From the first line to the last, print the listing exactly.

---+---

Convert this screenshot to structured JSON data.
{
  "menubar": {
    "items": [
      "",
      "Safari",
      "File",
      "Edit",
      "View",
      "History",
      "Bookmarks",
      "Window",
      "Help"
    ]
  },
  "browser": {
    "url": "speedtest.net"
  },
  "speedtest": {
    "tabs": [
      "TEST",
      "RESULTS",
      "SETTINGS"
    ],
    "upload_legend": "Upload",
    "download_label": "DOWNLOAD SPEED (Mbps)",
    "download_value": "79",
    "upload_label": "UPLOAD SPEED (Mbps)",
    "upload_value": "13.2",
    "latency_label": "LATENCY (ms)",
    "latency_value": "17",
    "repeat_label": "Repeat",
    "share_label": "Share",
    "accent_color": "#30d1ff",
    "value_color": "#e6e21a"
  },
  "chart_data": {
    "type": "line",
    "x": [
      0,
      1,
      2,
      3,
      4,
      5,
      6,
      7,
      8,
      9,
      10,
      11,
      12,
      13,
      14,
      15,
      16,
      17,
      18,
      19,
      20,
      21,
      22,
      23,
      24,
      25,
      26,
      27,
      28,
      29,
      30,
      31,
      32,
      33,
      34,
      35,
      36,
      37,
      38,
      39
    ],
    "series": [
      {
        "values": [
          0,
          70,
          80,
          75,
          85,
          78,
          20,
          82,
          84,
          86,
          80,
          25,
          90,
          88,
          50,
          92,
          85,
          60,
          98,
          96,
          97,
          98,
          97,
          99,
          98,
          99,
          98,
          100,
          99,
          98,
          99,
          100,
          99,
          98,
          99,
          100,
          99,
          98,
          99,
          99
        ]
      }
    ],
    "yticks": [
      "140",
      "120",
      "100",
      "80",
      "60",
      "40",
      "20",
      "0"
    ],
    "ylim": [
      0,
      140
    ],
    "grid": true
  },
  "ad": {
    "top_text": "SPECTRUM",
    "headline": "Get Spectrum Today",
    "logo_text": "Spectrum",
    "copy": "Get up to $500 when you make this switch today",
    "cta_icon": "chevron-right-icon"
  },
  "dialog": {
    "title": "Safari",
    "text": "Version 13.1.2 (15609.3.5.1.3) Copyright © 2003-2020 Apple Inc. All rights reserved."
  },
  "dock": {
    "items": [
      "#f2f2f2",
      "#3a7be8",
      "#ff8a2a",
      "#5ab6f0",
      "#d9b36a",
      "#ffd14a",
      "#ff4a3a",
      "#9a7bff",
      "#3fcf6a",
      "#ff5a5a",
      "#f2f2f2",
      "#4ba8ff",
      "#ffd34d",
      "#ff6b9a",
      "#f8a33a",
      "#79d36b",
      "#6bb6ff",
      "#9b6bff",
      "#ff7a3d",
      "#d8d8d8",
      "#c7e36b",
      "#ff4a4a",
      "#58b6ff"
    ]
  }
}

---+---

## ANSWER BOX
Convert this screenshot to structured JSON data.
{
  "menubar": {
    "items": [
      "",
      "Safari",
      "File",
      "Edit",
      "View",
      "History",
      "Bookmarks",
      "Window",
      "Help"
    ]
  },
  "browser": {
    "url": "speedtest.net"
  },
  "speedtest": {
    "tabs": [
      "TEST",
      "RESULTS",
      "SETTINGS"
    ],
    "upload_legend": "Upload",
    "download_label": "DOWNLOAD SPEED (Mbps)",
    "download_value": "79",
    "upload_label": "UPLOAD SPEED (Mbps)",
    "upload_value": "13.2",
    "latency_label": "LATENCY (ms)",
    "latency_value": "17",
    "repeat_label": "Repeat",
    "share_label": "Share",
    "accent_color": "#30d1ff",
    "value_color": "#e6e21a"
  },
  "chart_data": {
    "type": "line",
    "x": [
      0,
      1,
      2,
      3,
      4,
      5,
      6,
      7,
      8,
      9,
      10,
      11,
      12,
      13,
      14,
      15,
      16,
      17,
      18,
      19,
      20,
      21,
      22,
      23,
      24,
      25,
      26,
      27,
      28,
      29,
      30,
      31,
      32,
      33,
      34,
      35,
      36,
      37,
      38,
      39
    ],
    "series": [
      {
        "values": [
          0,
          70,
          80,
          75,
          85,
          78,
          20,
          82,
          84,
          86,
          80,
          25,
          90,
          88,
          50,
          92,
          85,
          60,
          98,
          96,
          97,
          98,
          97,
          99,
          98,
          99,
          98,
          100,
          99,
          98,
          99,
          100,
          99,
          98,
          99,
          100,
          99,
          98,
          99,
          99
        ]
      }
    ],
    "yticks": [
      "140",
      "120",
      "100",
      "80",
      "60",
      "40",
      "20",
      "0"
    ],
    "ylim": [
      0,
      140
    ],
    "grid": true
  },
  "ad": {
    "top_text": "SPECTRUM",
    "headline": "Get Spectrum Today",
    "logo_text": "Spectrum",
    "copy": "Get up to $500 when you make this switch today",
    "cta_icon": "chevron-right-icon"
  },
  "dialog": {
    "title": "Safari",
    "text": "Version 13.1.2 (15609.3.5.1.3) Copyright © 2003-2020 Apple Inc. All rights reserved."
  },
  "dock": {
    "items": [
      "#f2f2f2",
      "#3a7be8",
      "#ff8a2a",
      "#5ab6f0",
      "#d9b36a",
      "#ffd14a",
      "#ff4a3a",
      "#9a7bff",
      "#3fcf6a",
      "#ff5a5a",
      "#f2f2f2",
      "#4ba8ff",
      "#ffd34d",
      "#ff6b9a",
      "#f8a33a",
      "#79d36b",
      "#6bb6ff",
      "#9b6bff",
      "#ff7a3d",
      "#d8d8d8",
      "#c7e36b",
      "#ff4a4a",
      "#58b6ff"
    ]
  }
}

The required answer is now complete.